The globe’s largest offshore wind energy farm is once again located in the UK. As of September 6th, 2018, Walney Extension became the largest operational offshore wind turbine farm in the world.
The wind farm has over 80 turbines and covers more than 140 square kilometers.
Located in the Irish Sea just off the shores of Walney Island, Cumbria, the offshore wind energy farm is made up of 87 wind turbines and covers 145 square kilometers (approximately 55.9 square miles). The turbines are from MHI Vestas and Siemens Gamesa.
Now operational, the Walney Extension wind farm is capable of generating 659 Megawatts (MW) of energy, which is equivalent to powering 600,000 homes in the UK. The wind farm project is jointly owned by Orsted, PFA and PKA, with Orsted owning 50%.
The London Array was once the world’s largest offshore wind energy farm.
Before the title was snatched up by Wlaney Extension, the London Array was the biggest operational offshore wind turbine farm in the world. It has 175 turbines and is able to produce 630 MW of power. Even though it has considerably more turbines than Walney Extension, the difference is that Waleny’s turbines are the latest in their class and include turbines from two different manufacturing companies (40 MHI Vestas 8MW turbines and 47 Siemens Games 7MW turbines).
“The UK is the global leader in offshore wind, and Walney Extension showcases the industry’s incredible success story,” said Matthew Wright, Orsted UK managing director, reported Interesting Engineering.

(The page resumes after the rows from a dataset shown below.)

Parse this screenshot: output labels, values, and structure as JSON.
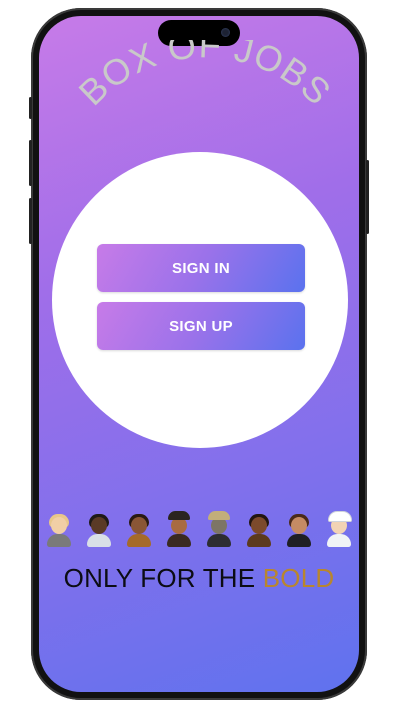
{
  "app": {
    "title": "BOX OF JOBS"
  },
  "auth": {
    "sign_in_label": "SIGN IN",
    "sign_up_label": "SIGN UP"
  },
  "people_row": [
    {
      "icon": "person-with-laptop-icon"
    },
    {
      "icon": "man-office-worker-icon"
    },
    {
      "icon": "woman-cook-icon"
    },
    {
      "icon": "graduate-icon"
    },
    {
      "icon": "pilot-icon"
    },
    {
      "icon": "man-artist-icon"
    },
    {
      "icon": "woman-judge-icon"
    },
    {
      "icon": "health-worker-icon"
    }
  ],
  "tagline": {
    "prefix": "ONLY FOR THE ",
    "accent": "BOLD"
  },
  "colors": {
    "gradient_top": "#c77be8",
    "gradient_bottom": "#5f72ee",
    "title_color": "#c9c9c9",
    "accent_word": "#b8862e",
    "tagline_text": "#0c0c14"
  }
}
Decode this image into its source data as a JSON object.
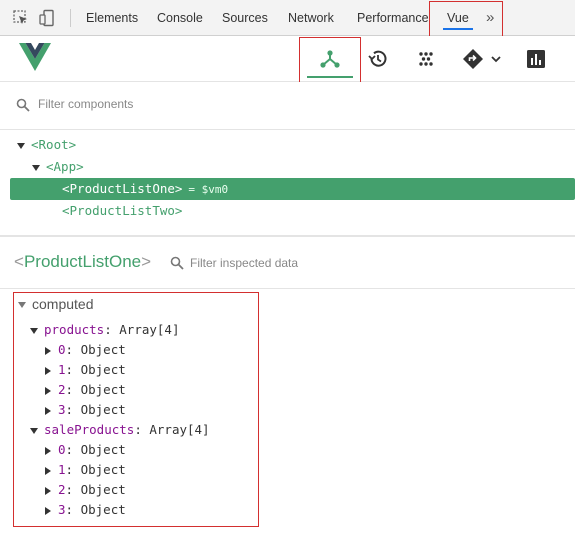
{
  "devtools": {
    "tabs": [
      "Elements",
      "Console",
      "Sources",
      "Network",
      "Performance",
      "Vue"
    ],
    "more": "»"
  },
  "colors": {
    "vue_green": "#44a06d",
    "highlight_red": "#d32f2f",
    "key_purple": "#881391"
  },
  "vue_toolbar": {
    "buttons": [
      "components-icon",
      "history-icon",
      "vuex-icon",
      "routing-icon",
      "performance-icon"
    ]
  },
  "component_filter": {
    "placeholder": "Filter components"
  },
  "tree": {
    "root": "Root",
    "app": "App",
    "selected": "ProductListOne",
    "selected_ref": "= $vm0",
    "sibling": "ProductListTwo"
  },
  "inspector": {
    "component": "ProductListOne",
    "filter_placeholder": "Filter inspected data",
    "section": "computed",
    "properties": [
      {
        "key": "products",
        "value": "Array[4]",
        "items": [
          "0",
          "1",
          "2",
          "3"
        ],
        "item_value": "Object"
      },
      {
        "key": "saleProducts",
        "value": "Array[4]",
        "items": [
          "0",
          "1",
          "2",
          "3"
        ],
        "item_value": "Object"
      }
    ]
  }
}
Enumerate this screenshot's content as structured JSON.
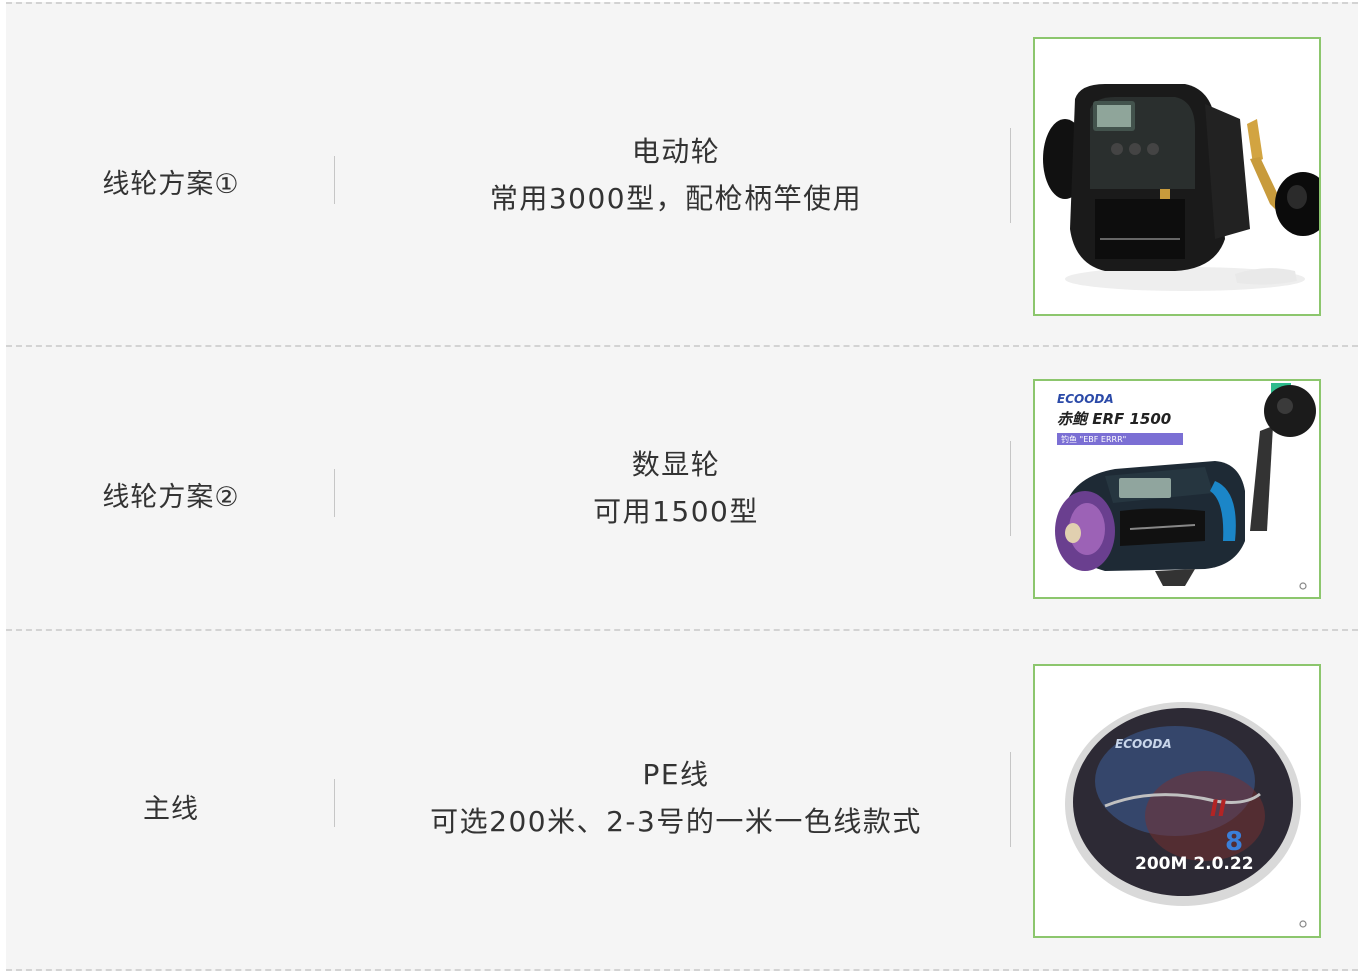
{
  "rows": [
    {
      "label": "线轮方案①",
      "title": "电动轮",
      "detail": "常用3000型，配枪柄竿使用",
      "image_icon": "electric-reel-image"
    },
    {
      "label": "线轮方案②",
      "title": "数显轮",
      "detail": "可用1500型",
      "image_icon": "digital-reel-image",
      "image_text": {
        "brand": "ECOODA",
        "model": "赤鲍 ERF 1500",
        "sub": "钓鱼 \"EBF ERRR\""
      }
    },
    {
      "label": "主线",
      "title": "PE线",
      "detail": "可选200米、2-3号的一米一色线款式",
      "image_icon": "pe-line-spool-image",
      "image_text": {
        "brand": "ECOODA",
        "badge": "8",
        "spec": "200M 2.0.22"
      }
    }
  ],
  "colors": {
    "row_bg": "#f5f5f5",
    "image_border": "#8cc66d",
    "divider": "#d3d3d3",
    "text": "#333333"
  }
}
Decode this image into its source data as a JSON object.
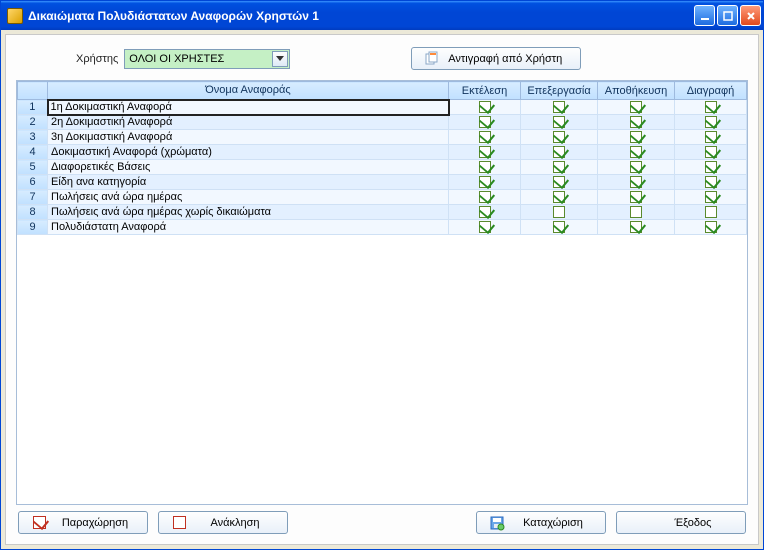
{
  "window": {
    "title": "Δικαιώματα Πολυδιάστατων Αναφορών Χρηστών 1"
  },
  "toolbar": {
    "user_label": "Χρήστης",
    "user_value": "ΟΛΟΙ ΟΙ ΧΡΗΣΤΕΣ",
    "copy_label": "Αντιγραφή από Χρήστη"
  },
  "grid": {
    "headers": {
      "name": "Όνομα Αναφοράς",
      "exec": "Εκτέλεση",
      "edit": "Επεξεργασία",
      "save": "Αποθήκευση",
      "del": "Διαγραφή"
    },
    "rows": [
      {
        "num": "1",
        "name": "1η Δοκιμαστική Αναφορά",
        "exec": true,
        "edit": true,
        "save": true,
        "del": true
      },
      {
        "num": "2",
        "name": "2η Δοκιμαστική  Αναφορά",
        "exec": true,
        "edit": true,
        "save": true,
        "del": true
      },
      {
        "num": "3",
        "name": "3η Δοκιμαστική Αναφορά",
        "exec": true,
        "edit": true,
        "save": true,
        "del": true
      },
      {
        "num": "4",
        "name": "Δοκιμαστική Αναφορά (χρώματα)",
        "exec": true,
        "edit": true,
        "save": true,
        "del": true
      },
      {
        "num": "5",
        "name": "Διαφορετικές Βάσεις",
        "exec": true,
        "edit": true,
        "save": true,
        "del": true
      },
      {
        "num": "6",
        "name": "Είδη ανα κατηγορία",
        "exec": true,
        "edit": true,
        "save": true,
        "del": true
      },
      {
        "num": "7",
        "name": "Πωλήσεις ανά ώρα ημέρας",
        "exec": true,
        "edit": true,
        "save": true,
        "del": true
      },
      {
        "num": "8",
        "name": "Πωλήσεις ανά ώρα ημέρας χωρίς δικαιώματα",
        "exec": true,
        "edit": false,
        "save": false,
        "del": false
      },
      {
        "num": "9",
        "name": "Πολυδιάστατη Αναφορά",
        "exec": true,
        "edit": true,
        "save": true,
        "del": true
      }
    ]
  },
  "footer": {
    "grant": "Παραχώρηση",
    "revoke": "Ανάκληση",
    "save": "Καταχώριση",
    "exit": "Έξοδος"
  }
}
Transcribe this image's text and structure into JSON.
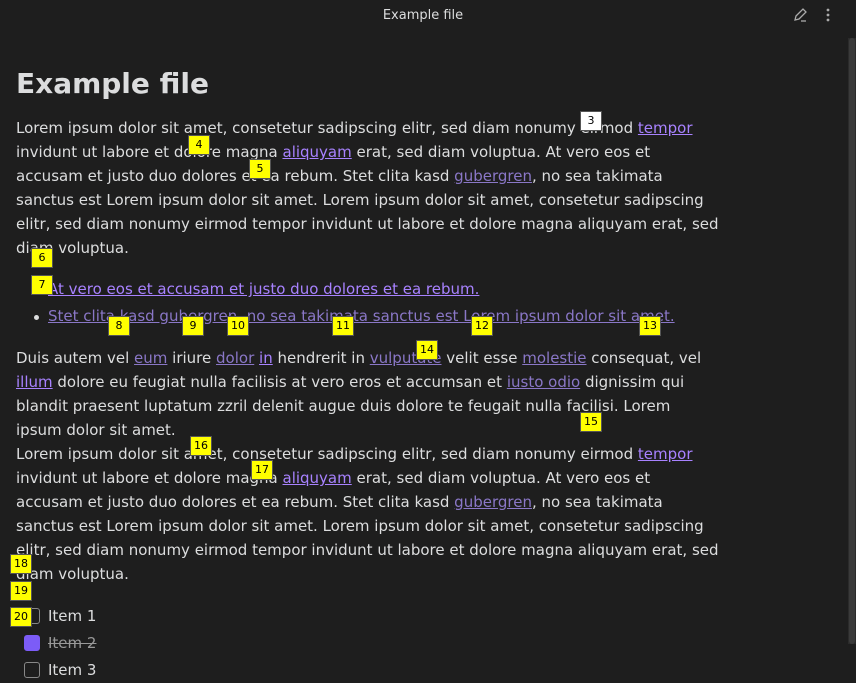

“The project, completed on time and within budget, also marks another important step towards Orsted’s vision of a world that runs entirely on green energy,” added Wright.
That being said, although Walney Extension is currently the world’s largest operational offshore wind farm, it is unlikely that it will hold onto this title for very long.
There is already a new offshore wind energy farm in the works known as “East Anglia One.” This renewable power project is expected to become the new leader once it is up and running. The wind farm is currently being built in the Suffolk Coast of the southern North Sea, UK and is expected to have 102 wind turbines with the capability of producing 714 MW. It is expected to be completed in 2020.